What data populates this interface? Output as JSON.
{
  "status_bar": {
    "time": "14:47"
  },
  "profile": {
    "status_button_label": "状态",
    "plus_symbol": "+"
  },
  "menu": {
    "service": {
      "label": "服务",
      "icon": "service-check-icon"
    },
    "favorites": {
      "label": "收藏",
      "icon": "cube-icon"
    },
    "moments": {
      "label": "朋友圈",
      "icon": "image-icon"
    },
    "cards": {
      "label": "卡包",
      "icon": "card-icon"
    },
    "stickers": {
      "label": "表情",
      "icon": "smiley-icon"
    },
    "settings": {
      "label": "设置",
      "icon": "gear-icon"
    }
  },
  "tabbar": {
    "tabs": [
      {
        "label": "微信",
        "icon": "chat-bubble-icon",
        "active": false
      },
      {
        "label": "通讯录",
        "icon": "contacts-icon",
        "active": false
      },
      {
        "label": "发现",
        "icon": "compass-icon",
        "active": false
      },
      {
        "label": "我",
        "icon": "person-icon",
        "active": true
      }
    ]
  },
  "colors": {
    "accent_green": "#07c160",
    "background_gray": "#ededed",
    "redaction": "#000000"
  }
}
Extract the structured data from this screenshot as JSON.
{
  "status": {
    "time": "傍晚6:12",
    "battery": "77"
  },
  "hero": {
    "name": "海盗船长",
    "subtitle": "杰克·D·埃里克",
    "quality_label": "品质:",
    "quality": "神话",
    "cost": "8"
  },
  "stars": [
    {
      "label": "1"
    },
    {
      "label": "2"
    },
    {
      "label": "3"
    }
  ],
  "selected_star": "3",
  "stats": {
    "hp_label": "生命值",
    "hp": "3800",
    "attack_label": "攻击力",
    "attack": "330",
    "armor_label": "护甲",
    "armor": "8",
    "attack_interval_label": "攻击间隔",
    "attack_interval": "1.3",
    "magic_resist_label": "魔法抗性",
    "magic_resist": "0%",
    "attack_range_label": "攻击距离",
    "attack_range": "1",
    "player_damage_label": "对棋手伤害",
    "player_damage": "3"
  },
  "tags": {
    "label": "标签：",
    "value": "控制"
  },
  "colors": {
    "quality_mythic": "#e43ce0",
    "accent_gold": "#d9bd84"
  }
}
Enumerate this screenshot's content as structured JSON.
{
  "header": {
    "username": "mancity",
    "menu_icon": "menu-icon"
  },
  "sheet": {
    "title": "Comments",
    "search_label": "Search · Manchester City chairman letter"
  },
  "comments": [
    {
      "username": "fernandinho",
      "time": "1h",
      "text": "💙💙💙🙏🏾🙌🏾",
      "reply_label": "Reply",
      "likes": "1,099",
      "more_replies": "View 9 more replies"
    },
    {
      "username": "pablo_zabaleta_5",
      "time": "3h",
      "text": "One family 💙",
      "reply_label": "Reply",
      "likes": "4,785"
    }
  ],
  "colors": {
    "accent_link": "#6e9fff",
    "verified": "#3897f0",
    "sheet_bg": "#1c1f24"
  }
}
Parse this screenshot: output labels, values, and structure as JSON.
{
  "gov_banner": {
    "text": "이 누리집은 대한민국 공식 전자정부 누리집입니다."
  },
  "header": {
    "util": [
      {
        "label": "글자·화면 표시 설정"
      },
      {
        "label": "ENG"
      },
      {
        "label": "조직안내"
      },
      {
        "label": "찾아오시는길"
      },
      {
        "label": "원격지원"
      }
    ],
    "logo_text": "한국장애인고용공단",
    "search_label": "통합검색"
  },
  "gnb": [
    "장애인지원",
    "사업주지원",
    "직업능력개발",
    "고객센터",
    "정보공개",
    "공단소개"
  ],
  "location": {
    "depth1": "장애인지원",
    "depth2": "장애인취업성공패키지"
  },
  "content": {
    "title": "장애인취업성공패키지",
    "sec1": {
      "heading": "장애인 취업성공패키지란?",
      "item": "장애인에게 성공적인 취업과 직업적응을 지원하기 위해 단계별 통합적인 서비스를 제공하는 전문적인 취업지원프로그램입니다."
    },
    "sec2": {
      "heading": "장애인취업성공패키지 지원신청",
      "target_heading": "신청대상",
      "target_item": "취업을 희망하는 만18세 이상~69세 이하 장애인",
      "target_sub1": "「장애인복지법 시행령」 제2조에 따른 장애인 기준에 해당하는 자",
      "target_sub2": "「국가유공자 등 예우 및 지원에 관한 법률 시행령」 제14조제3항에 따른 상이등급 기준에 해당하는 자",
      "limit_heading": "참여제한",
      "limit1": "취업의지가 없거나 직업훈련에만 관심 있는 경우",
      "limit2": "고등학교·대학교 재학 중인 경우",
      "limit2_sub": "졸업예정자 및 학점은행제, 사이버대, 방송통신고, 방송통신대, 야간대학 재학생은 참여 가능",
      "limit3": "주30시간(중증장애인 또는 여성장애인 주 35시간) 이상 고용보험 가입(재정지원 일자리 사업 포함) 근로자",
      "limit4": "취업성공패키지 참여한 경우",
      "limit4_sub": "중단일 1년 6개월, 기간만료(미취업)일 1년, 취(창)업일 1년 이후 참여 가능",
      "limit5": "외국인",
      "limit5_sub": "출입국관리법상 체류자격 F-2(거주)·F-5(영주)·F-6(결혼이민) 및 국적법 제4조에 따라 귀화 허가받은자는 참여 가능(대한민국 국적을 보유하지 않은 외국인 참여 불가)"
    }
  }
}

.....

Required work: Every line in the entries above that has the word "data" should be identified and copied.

Answer space:
What data populates this interface? Output as JSON.
Extract the structured data from this screenshot as JSON.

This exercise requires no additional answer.